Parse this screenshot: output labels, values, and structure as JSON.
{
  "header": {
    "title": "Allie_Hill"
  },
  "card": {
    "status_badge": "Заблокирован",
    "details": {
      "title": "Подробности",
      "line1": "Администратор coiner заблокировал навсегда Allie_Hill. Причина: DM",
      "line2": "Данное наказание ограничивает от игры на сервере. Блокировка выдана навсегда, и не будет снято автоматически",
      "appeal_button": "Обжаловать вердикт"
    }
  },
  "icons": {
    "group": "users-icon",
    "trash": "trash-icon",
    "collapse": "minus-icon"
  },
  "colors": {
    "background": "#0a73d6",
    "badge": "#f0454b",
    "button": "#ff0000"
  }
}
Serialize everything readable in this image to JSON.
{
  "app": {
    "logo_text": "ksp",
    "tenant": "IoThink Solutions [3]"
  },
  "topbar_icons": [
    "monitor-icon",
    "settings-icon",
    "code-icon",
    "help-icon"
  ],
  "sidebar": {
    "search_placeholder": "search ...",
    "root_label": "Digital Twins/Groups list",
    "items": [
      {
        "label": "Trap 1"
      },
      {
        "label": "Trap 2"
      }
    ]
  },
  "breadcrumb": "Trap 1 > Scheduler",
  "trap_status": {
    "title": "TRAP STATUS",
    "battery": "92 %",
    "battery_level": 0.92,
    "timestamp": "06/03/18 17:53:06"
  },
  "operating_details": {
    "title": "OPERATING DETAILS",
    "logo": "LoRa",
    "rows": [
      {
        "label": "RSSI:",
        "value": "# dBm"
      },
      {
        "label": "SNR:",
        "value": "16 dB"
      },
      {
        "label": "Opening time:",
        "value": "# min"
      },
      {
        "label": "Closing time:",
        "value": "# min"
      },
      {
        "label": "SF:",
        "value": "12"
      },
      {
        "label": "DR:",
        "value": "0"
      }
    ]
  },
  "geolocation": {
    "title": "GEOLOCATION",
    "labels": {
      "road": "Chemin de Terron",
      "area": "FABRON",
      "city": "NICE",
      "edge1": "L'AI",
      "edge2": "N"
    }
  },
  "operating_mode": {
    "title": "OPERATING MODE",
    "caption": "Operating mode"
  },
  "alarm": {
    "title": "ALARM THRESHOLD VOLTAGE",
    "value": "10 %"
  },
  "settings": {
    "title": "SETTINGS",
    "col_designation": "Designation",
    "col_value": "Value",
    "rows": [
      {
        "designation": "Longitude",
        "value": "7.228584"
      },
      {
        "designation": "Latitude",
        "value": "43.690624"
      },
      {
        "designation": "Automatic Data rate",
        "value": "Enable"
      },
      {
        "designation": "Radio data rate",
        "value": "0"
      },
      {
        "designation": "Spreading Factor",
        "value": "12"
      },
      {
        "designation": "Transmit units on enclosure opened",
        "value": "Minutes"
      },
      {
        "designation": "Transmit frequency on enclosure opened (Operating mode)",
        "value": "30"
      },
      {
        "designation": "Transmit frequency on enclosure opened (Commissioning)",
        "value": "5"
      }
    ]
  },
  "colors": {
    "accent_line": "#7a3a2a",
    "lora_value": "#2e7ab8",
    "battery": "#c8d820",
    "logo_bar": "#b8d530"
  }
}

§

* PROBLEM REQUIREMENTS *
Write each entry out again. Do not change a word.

* OUTPUT BELOW *
Parse this screenshot: output labels, values, and structure as JSON.
{
  "header": {
    "title": "Allie_Hill"
  },
  "card": {
    "status_badge": "Заблокирован",
    "details": {
      "title": "Подробности",
      "line1": "Администратор coiner заблокировал навсегда Allie_Hill. Причина: DM",
      "line2": "Данное наказание ограничивает от игры на сервере. Блокировка выдана навсегда, и не будет снято автоматически",
      "appeal_button": "Обжаловать вердикт"
    }
  },
  "icons": {
    "group": "users-icon",
    "trash": "trash-icon",
    "collapse": "minus-icon"
  },
  "colors": {
    "background": "#0a73d6",
    "badge": "#f0454b",
    "button": "#ff0000"
  }
}
Serialize everything readable in this image to JSON.
{
  "app": {
    "logo_text": "ksp",
    "tenant": "IoThink Solutions [3]"
  },
  "topbar_icons": [
    "monitor-icon",
    "settings-icon",
    "code-icon",
    "help-icon"
  ],
  "sidebar": {
    "search_placeholder": "search ...",
    "root_label": "Digital Twins/Groups list",
    "items": [
      {
        "label": "Trap 1"
      },
      {
        "label": "Trap 2"
      }
    ]
  },
  "breadcrumb": "Trap 1 > Scheduler",
  "trap_status": {
    "title": "TRAP STATUS",
    "battery": "92 %",
    "battery_level": 0.92,
    "timestamp": "06/03/18 17:53:06"
  },
  "operating_details": {
    "title": "OPERATING DETAILS",
    "logo": "LoRa",
    "rows": [
      {
        "label": "RSSI:",
        "value": "# dBm"
      },
      {
        "label": "SNR:",
        "value": "16 dB"
      },
      {
        "label": "Opening time:",
        "value": "# min"
      },
      {
        "label": "Closing time:",
        "value": "# min"
      },
      {
        "label": "SF:",
        "value": "12"
      },
      {
        "label": "DR:",
        "value": "0"
      }
    ]
  },
  "geolocation": {
    "title": "GEOLOCATION",
    "labels": {
      "road": "Chemin de Terron",
      "area": "FABRON",
      "city": "NICE",
      "edge1": "L'AI",
      "edge2": "N"
    }
  },
  "operating_mode": {
    "title": "OPERATING MODE",
    "caption": "Operating mode"
  },
  "alarm": {
    "title": "ALARM THRESHOLD VOLTAGE",
    "value": "10 %"
  },
  "settings": {
    "title": "SETTINGS",
    "col_designation": "Designation",
    "col_value": "Value",
    "rows": [
      {
        "designation": "Longitude",
        "value": "7.228584"
      },
      {
        "designation": "Latitude",
        "value": "43.690624"
      },
      {
        "designation": "Automatic Data rate",
        "value": "Enable"
      },
      {
        "designation": "Radio data rate",
        "value": "0"
      },
      {
        "designation": "Spreading Factor",
        "value": "12"
      },
      {
        "designation": "Transmit units on enclosure opened",
        "value": "Minutes"
      },
      {
        "designation": "Transmit frequency on enclosure opened (Operating mode)",
        "value": "30"
      },
      {
        "designation": "Transmit frequency on enclosure opened (Commissioning)",
        "value": "5"
      }
    ]
  },
  "colors": {
    "accent_line": "#7a3a2a",
    "lora_value": "#2e7ab8",
    "battery": "#c8d820",
    "logo_bar": "#b8d530"
  }
}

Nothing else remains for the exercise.